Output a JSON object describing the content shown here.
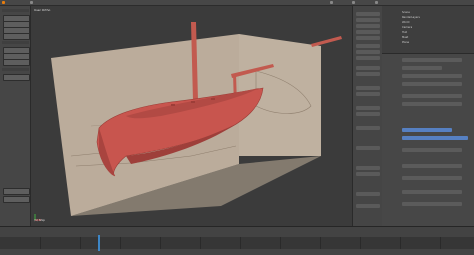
{
  "window": {
    "title": "",
    "top_menu": [
      "",
      "",
      "",
      ""
    ]
  },
  "toolshelf": {
    "items": 9
  },
  "viewport": {
    "label": "User Ortho",
    "object_name": "(1) Ship"
  },
  "outliner": {
    "rows": [
      "Scene",
      "RenderLayers",
      "World",
      "Camera",
      "Hull",
      "Mast",
      "Plane"
    ]
  },
  "colors": {
    "hull": "#c8554e",
    "panel_bg": "#474747",
    "viewport_bg": "#3b3b3b",
    "accent": "#5680c2"
  }
}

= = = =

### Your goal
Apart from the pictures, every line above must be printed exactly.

### Solved problem
Output a JSON object describing the content shown here.
{
  "window": {
    "title": "",
    "top_menu": [
      "",
      "",
      "",
      ""
    ]
  },
  "toolshelf": {
    "items": 9
  },
  "viewport": {
    "label": "User Ortho",
    "object_name": "(1) Ship"
  },
  "outliner": {
    "rows": [
      "Scene",
      "RenderLayers",
      "World",
      "Camera",
      "Hull",
      "Mast",
      "Plane"
    ]
  },
  "colors": {
    "hull": "#c8554e",
    "panel_bg": "#474747",
    "viewport_bg": "#3b3b3b",
    "accent": "#5680c2"
  }
}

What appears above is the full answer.